Prompt: Please say how many lines below include the word "season", with nothing beyond the number.

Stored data
++++++++++

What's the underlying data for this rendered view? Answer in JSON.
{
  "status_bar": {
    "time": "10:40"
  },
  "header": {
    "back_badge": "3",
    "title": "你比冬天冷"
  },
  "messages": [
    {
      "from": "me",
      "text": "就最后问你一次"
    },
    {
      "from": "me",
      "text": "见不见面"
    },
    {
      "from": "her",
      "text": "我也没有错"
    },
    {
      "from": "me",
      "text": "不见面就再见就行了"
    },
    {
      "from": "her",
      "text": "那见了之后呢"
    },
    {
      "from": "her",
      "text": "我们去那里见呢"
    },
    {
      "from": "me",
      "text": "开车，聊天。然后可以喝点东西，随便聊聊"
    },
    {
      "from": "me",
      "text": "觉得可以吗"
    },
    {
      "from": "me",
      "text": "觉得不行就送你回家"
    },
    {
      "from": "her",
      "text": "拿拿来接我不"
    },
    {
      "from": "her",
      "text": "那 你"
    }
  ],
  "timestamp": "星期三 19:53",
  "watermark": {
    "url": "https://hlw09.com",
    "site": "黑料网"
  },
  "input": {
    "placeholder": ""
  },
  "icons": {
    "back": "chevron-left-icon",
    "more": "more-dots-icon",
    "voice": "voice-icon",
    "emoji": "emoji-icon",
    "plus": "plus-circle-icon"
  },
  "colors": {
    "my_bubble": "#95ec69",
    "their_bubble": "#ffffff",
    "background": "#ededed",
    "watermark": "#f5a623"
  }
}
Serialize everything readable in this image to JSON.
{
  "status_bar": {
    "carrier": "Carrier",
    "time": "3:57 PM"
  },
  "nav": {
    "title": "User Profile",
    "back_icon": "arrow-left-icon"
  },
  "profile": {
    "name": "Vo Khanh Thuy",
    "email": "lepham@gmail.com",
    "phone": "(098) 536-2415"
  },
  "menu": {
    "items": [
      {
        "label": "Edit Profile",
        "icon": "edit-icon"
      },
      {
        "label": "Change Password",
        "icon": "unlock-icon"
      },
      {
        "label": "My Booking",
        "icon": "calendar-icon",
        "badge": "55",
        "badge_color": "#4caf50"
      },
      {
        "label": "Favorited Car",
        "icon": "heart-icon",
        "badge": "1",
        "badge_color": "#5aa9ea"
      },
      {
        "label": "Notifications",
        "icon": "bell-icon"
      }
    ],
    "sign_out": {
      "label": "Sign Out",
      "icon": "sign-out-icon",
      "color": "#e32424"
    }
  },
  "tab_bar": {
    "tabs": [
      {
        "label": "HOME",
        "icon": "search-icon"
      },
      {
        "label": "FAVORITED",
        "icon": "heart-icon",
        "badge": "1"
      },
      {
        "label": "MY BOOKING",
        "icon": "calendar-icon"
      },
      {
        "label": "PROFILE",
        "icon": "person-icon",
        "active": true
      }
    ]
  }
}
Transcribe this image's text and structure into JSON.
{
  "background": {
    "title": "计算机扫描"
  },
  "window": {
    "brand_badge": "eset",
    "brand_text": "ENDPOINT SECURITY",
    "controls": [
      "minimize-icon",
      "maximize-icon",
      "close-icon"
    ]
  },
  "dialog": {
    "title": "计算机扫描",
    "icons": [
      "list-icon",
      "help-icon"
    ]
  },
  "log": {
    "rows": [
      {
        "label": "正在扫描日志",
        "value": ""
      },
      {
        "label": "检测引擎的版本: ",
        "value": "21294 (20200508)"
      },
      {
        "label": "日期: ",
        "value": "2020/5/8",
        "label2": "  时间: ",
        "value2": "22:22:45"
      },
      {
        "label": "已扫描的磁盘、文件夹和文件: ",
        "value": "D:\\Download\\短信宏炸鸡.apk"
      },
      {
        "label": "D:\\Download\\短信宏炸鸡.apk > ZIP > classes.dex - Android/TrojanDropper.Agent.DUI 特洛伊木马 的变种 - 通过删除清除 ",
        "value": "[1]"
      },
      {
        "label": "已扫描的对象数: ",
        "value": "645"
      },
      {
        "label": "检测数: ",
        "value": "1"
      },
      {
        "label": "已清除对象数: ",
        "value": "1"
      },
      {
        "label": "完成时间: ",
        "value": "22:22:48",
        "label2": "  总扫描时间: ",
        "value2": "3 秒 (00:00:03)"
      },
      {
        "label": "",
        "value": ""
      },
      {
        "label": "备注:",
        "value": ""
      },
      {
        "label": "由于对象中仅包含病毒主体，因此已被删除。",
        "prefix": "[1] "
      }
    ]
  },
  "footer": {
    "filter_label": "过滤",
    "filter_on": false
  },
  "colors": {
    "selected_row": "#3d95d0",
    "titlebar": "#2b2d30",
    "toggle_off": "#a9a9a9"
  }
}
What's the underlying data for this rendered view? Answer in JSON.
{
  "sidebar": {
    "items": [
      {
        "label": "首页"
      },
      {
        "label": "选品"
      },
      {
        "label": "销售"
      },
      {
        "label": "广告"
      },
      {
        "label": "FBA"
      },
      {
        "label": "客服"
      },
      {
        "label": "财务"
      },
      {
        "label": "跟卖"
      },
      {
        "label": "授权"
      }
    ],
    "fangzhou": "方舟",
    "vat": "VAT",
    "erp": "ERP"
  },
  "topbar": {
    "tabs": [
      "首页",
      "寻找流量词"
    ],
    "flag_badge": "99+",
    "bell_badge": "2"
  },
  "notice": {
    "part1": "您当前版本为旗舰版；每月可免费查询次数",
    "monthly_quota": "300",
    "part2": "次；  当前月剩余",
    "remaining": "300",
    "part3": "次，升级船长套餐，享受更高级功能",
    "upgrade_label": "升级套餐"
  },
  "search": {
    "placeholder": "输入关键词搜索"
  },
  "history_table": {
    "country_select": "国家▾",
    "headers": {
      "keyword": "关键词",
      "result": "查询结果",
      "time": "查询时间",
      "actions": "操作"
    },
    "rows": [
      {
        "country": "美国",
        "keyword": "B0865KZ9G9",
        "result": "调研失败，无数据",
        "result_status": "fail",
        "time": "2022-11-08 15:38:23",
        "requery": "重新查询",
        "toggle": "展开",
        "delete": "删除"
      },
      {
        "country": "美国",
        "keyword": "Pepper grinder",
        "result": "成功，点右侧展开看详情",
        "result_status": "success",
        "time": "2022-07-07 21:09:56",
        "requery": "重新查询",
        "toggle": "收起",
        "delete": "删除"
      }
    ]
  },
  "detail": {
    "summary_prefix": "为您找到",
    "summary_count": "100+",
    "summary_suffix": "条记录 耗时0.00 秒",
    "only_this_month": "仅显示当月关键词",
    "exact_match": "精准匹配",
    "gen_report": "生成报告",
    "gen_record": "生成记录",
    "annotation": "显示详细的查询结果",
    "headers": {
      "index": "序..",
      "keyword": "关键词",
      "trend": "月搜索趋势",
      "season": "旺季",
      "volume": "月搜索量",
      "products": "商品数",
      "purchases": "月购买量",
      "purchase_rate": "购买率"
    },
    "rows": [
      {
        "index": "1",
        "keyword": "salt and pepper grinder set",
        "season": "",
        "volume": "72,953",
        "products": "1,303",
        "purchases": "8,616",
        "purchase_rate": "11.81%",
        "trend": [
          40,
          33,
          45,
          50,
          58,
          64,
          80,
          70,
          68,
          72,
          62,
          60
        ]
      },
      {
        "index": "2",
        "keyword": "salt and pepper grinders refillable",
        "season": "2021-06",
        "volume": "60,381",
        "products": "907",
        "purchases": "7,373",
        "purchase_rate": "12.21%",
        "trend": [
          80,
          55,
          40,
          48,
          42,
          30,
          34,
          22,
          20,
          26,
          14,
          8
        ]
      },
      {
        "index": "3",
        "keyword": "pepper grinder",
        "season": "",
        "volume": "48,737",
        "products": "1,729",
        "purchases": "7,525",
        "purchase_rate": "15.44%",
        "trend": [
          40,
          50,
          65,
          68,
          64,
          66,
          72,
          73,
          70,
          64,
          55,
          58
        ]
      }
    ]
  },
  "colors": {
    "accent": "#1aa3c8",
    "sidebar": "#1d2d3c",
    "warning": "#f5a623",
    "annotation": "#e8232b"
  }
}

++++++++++

Output of the exercise: 4